### THE TASK
All of the entries below are to be copied without any alteration.

Page and application data records
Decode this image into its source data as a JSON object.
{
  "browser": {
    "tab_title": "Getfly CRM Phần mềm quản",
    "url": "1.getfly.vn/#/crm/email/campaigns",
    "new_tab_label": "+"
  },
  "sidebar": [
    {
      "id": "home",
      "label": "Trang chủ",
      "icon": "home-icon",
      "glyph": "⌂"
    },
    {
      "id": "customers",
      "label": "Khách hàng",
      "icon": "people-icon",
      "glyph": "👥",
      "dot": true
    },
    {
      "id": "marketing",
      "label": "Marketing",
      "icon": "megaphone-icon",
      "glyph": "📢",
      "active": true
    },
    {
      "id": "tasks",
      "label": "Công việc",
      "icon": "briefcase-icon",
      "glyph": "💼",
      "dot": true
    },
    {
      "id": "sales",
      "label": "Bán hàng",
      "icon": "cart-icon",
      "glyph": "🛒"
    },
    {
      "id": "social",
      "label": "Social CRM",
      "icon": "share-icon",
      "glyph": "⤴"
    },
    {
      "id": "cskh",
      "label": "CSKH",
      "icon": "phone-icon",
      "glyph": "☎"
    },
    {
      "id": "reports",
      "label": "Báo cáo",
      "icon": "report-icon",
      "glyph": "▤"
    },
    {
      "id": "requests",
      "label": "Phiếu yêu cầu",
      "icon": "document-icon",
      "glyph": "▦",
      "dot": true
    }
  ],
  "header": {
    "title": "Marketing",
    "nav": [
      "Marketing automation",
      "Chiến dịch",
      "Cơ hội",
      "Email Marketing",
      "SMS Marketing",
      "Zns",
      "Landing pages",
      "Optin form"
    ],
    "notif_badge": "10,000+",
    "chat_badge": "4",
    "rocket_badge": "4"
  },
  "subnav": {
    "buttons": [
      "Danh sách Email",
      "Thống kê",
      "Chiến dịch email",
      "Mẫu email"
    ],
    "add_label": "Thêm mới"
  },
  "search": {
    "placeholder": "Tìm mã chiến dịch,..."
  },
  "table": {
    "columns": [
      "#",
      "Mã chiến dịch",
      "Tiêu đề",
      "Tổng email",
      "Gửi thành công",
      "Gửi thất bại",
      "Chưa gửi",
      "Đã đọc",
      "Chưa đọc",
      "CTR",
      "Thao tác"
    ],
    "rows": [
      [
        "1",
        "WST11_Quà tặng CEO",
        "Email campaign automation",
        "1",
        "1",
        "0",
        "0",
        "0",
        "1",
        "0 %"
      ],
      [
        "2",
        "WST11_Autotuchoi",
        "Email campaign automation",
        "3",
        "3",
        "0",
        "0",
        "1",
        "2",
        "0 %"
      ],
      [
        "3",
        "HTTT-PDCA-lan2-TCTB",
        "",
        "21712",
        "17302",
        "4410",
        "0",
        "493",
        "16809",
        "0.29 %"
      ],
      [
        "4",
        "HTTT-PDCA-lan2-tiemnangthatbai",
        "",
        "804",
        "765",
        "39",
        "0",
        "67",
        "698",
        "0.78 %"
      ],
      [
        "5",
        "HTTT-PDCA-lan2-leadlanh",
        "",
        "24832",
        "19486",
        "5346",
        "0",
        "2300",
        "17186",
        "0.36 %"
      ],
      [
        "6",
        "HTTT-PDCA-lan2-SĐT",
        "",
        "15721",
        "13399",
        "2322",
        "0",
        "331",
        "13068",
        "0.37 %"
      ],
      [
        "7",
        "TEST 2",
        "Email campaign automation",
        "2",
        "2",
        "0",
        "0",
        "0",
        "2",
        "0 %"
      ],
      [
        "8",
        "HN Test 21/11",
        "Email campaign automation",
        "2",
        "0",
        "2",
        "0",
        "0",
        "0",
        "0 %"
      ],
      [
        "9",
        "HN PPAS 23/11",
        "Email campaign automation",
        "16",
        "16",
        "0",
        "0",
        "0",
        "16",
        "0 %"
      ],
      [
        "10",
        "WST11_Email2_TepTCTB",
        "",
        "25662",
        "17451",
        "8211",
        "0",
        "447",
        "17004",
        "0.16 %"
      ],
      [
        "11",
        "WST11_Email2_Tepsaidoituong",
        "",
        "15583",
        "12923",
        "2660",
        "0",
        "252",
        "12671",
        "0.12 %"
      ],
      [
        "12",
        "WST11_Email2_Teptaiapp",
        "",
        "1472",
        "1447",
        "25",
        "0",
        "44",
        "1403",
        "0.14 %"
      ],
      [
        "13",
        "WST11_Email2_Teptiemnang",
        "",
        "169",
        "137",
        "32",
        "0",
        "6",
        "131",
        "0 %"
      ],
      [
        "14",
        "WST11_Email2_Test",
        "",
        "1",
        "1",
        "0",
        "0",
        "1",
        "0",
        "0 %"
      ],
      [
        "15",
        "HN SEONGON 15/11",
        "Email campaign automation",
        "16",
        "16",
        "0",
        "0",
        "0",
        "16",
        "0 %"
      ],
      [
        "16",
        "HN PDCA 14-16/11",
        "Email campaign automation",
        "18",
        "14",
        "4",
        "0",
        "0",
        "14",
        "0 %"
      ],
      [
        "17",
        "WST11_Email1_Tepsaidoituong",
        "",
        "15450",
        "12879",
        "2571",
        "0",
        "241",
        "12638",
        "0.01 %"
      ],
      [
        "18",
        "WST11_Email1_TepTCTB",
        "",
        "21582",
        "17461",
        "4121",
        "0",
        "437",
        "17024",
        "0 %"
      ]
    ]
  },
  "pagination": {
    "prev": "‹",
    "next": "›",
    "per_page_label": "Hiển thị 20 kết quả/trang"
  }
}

### EXPECTED ANSWER
Decode this image into its source data as a JSON object.
{
  "browser": {
    "tab_title": "Getfly CRM Phần mềm quản",
    "url": "1.getfly.vn/#/crm/email/campaigns",
    "new_tab_label": "+"
  },
  "sidebar": [
    {
      "id": "home",
      "label": "Trang chủ",
      "icon": "home-icon",
      "glyph": "⌂"
    },
    {
      "id": "customers",
      "label": "Khách hàng",
      "icon": "people-icon",
      "glyph": "👥",
      "dot": true
    },
    {
      "id": "marketing",
      "label": "Marketing",
      "icon": "megaphone-icon",
      "glyph": "📢",
      "active": true
    },
    {
      "id": "tasks",
      "label": "Công việc",
      "icon": "briefcase-icon",
      "glyph": "💼",
      "dot": true
    },
    {
      "id": "sales",
      "label": "Bán hàng",
      "icon": "cart-icon",
      "glyph": "🛒"
    },
    {
      "id": "social",
      "label": "Social CRM",
      "icon": "share-icon",
      "glyph": "⤴"
    },
    {
      "id": "cskh",
      "label": "CSKH",
      "icon": "phone-icon",
      "glyph": "☎"
    },
    {
      "id": "reports",
      "label": "Báo cáo",
      "icon": "report-icon",
      "glyph": "▤"
    },
    {
      "id": "requests",
      "label": "Phiếu yêu cầu",
      "icon": "document-icon",
      "glyph": "▦",
      "dot": true
    }
  ],
  "header": {
    "title": "Marketing",
    "nav": [
      "Marketing automation",
      "Chiến dịch",
      "Cơ hội",
      "Email Marketing",
      "SMS Marketing",
      "Zns",
      "Landing pages",
      "Optin form"
    ],
    "notif_badge": "10,000+",
    "chat_badge": "4",
    "rocket_badge": "4"
  },
  "subnav": {
    "buttons": [
      "Danh sách Email",
      "Thống kê",
      "Chiến dịch email",
      "Mẫu email"
    ],
    "add_label": "Thêm mới"
  },
  "search": {
    "placeholder": "Tìm mã chiến dịch,..."
  },
  "table": {
    "columns": [
      "#",
      "Mã chiến dịch",
      "Tiêu đề",
      "Tổng email",
      "Gửi thành công",
      "Gửi thất bại",
      "Chưa gửi",
      "Đã đọc",
      "Chưa đọc",
      "CTR",
      "Thao tác"
    ],
    "rows": [
      [
        "1",
        "WST11_Quà tặng CEO",
        "Email campaign automation",
        "1",
        "1",
        "0",
        "0",
        "0",
        "1",
        "0 %"
      ],
      [
        "2",
        "WST11_Autotuchoi",
        "Email campaign automation",
        "3",
        "3",
        "0",
        "0",
        "1",
        "2",
        "0 %"
      ],
      [
        "3",
        "HTTT-PDCA-lan2-TCTB",
        "",
        "21712",
        "17302",
        "4410",
        "0",
        "493",
        "16809",
        "0.29 %"
      ],
      [
        "4",
        "HTTT-PDCA-lan2-tiemnangthatbai",
        "",
        "804",
        "765",
        "39",
        "0",
        "67",
        "698",
        "0.78 %"
      ],
      [
        "5",
        "HTTT-PDCA-lan2-leadlanh",
        "",
        "24832",
        "19486",
        "5346",
        "0",
        "2300",
        "17186",
        "0.36 %"
      ],
      [
        "6",
        "HTTT-PDCA-lan2-SĐT",
        "",
        "15721",
        "13399",
        "2322",
        "0",
        "331",
        "13068",
        "0.37 %"
      ],
      [
        "7",
        "TEST 2",
        "Email campaign automation",
        "2",
        "2",
        "0",
        "0",
        "0",
        "2",
        "0 %"
      ],
      [
        "8",
        "HN Test 21/11",
        "Email campaign automation",
        "2",
        "0",
        "2",
        "0",
        "0",
        "0",
        "0 %"
      ],
      [
        "9",
        "HN PPAS 23/11",
        "Email campaign automation",
        "16",
        "16",
        "0",
        "0",
        "0",
        "16",
        "0 %"
      ],
      [
        "10",
        "WST11_Email2_TepTCTB",
        "",
        "25662",
        "17451",
        "8211",
        "0",
        "447",
        "17004",
        "0.16 %"
      ],
      [
        "11",
        "WST11_Email2_Tepsaidoituong",
        "",
        "15583",
        "12923",
        "2660",
        "0",
        "252",
        "12671",
        "0.12 %"
      ],
      [
        "12",
        "WST11_Email2_Teptaiapp",
        "",
        "1472",
        "1447",
        "25",
        "0",
        "44",
        "1403",
        "0.14 %"
      ],
      [
        "13",
        "WST11_Email2_Teptiemnang",
        "",
        "169",
        "137",
        "32",
        "0",
        "6",
        "131",
        "0 %"
      ],
      [
        "14",
        "WST11_Email2_Test",
        "",
        "1",
        "1",
        "0",
        "0",
        "1",
        "0",
        "0 %"
      ],
      [
        "15",
        "HN SEONGON 15/11",
        "Email campaign automation",
        "16",
        "16",
        "0",
        "0",
        "0",
        "16",
        "0 %"
      ],
      [
        "16",
        "HN PDCA 14-16/11",
        "Email campaign automation",
        "18",
        "14",
        "4",
        "0",
        "0",
        "14",
        "0 %"
      ],
      [
        "17",
        "WST11_Email1_Tepsaidoituong",
        "",
        "15450",
        "12879",
        "2571",
        "0",
        "241",
        "12638",
        "0.01 %"
      ],
      [
        "18",
        "WST11_Email1_TepTCTB",
        "",
        "21582",
        "17461",
        "4121",
        "0",
        "437",
        "17024",
        "0 %"
      ]
    ]
  },
  "pagination": {
    "prev": "‹",
    "next": "›",
    "per_page_label": "Hiển thị 20 kết quả/trang"
  }
}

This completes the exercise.